Tuesday, October 12, 2010

Forget Women's Studies, Major in Rhetoric

The trouble with having to major in only one or two subjects is that your perceptions of the world, and everything that happens in it, are skewed by the theories of prominent thinkers in your respective field(s), ones with which you are bludgeoned throughout years spent in academia.  Not only does having a limited field of knowledge flatten your world views, but it makes impromptu discussions and arguments exceptionally dull; not only for your peers, who may have heard your same argument repeatedly, but for you as well.  On the rare occasion when my sense of awareness is acutely introspective, I will consciously step out of a conversation involving issues of gender or sexuality for fear that after hearing one or two conflicting opinions to my dogmatic views of equality and women's rights, I'll throw all etiquette and discourse to the wind, and in an impassioned feminist rage, scream, "YOU'RE JUST WRONG, OKAY?!" 

Part of me fears that this occasional refusal to contribute is downright submission to the opposition.  But in reality, I think this is really just a practice in rhetoric.  By practicing silence and absorbing the ideas of differing opinions, rather than ranting off Gloria Steinem's theories of revaluated economics (which, in all honesty, is exactly what I will be doing in a post to follow shortly...brace yourselves.), I'll be able to create a peripheral framework around my own ideas on the issue.  Once I understand their frame of reference, I'll have an easier time of using it against them in future debates.  (Oh, how diva-ous of me!)

If you break it down, media with which we immerse ourselves, such as news channels, literary publications, or academic journals, usually include facets from every dominant ideology.  These facets include differentiating popular belief, societal conventions, patterns of discourse, etc.  We advocates are the media rhetors' audience: we choose which of the above we want to do away with and which we want to use as a framework for debate.  Our championing social change stems directly from how successful rhetoric is used in persuading, say, a branch of government to get on board with a particular issue.

Basically, what all this mumbo-jumbo jargon comes down to is this: Successful advocacy breeds empowerment; empowerment comes when all obstacles are conquered.  Lack of knowledge is the obstacle to progress.  If we want to achieve equality, we must know all components of our opponents.
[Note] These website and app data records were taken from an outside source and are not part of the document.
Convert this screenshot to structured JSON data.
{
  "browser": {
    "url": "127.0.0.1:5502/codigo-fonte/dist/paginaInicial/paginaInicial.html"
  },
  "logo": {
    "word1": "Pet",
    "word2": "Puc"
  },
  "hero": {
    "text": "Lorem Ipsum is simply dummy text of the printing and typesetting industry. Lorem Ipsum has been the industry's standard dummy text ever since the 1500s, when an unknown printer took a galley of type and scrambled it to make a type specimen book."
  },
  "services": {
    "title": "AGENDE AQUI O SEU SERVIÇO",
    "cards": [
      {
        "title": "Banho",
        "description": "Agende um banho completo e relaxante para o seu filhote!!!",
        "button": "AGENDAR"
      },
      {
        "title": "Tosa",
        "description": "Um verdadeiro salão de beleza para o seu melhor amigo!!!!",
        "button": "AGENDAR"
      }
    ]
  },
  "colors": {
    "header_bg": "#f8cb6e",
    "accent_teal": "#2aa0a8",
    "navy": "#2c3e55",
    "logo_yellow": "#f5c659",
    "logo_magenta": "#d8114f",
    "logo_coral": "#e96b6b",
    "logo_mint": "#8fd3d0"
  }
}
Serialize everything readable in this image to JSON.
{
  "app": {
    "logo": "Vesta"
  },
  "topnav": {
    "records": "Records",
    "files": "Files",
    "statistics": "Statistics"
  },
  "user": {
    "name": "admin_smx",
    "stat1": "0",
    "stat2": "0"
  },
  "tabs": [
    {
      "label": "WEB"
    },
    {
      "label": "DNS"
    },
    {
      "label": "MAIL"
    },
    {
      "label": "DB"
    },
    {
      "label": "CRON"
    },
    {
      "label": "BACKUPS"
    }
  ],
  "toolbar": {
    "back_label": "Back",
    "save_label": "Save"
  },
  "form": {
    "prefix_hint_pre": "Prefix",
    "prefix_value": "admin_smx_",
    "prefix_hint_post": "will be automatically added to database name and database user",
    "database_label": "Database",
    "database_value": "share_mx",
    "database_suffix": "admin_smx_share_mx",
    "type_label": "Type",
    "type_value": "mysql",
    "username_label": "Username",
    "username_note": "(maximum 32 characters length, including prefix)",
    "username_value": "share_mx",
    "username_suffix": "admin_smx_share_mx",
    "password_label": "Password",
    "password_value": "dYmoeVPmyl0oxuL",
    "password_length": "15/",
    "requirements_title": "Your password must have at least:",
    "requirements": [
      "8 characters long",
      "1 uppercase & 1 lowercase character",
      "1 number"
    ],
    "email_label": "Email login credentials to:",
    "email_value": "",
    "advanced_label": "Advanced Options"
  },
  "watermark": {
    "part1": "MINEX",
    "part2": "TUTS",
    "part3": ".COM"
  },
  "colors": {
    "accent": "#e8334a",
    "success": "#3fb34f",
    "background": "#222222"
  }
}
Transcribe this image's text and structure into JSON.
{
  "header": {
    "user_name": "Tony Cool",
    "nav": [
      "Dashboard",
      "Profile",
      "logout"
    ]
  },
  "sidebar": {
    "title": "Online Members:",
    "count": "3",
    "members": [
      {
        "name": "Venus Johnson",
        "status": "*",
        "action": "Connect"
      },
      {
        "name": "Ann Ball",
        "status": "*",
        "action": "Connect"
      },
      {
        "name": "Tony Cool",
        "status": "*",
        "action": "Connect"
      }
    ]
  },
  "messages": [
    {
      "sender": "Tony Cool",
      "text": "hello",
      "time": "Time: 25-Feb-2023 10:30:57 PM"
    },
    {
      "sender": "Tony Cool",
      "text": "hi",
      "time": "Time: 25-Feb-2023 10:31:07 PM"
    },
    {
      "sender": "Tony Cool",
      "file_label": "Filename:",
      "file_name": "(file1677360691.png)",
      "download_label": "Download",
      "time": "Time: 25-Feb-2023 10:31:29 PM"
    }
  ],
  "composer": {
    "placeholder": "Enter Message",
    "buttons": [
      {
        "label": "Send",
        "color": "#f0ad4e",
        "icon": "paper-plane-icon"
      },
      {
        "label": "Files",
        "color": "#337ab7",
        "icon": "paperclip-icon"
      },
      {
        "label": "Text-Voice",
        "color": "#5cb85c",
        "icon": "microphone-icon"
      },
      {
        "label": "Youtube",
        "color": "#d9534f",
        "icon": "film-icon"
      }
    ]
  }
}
Put that on your picket signs, and hold it.

No comments:

Post a Comment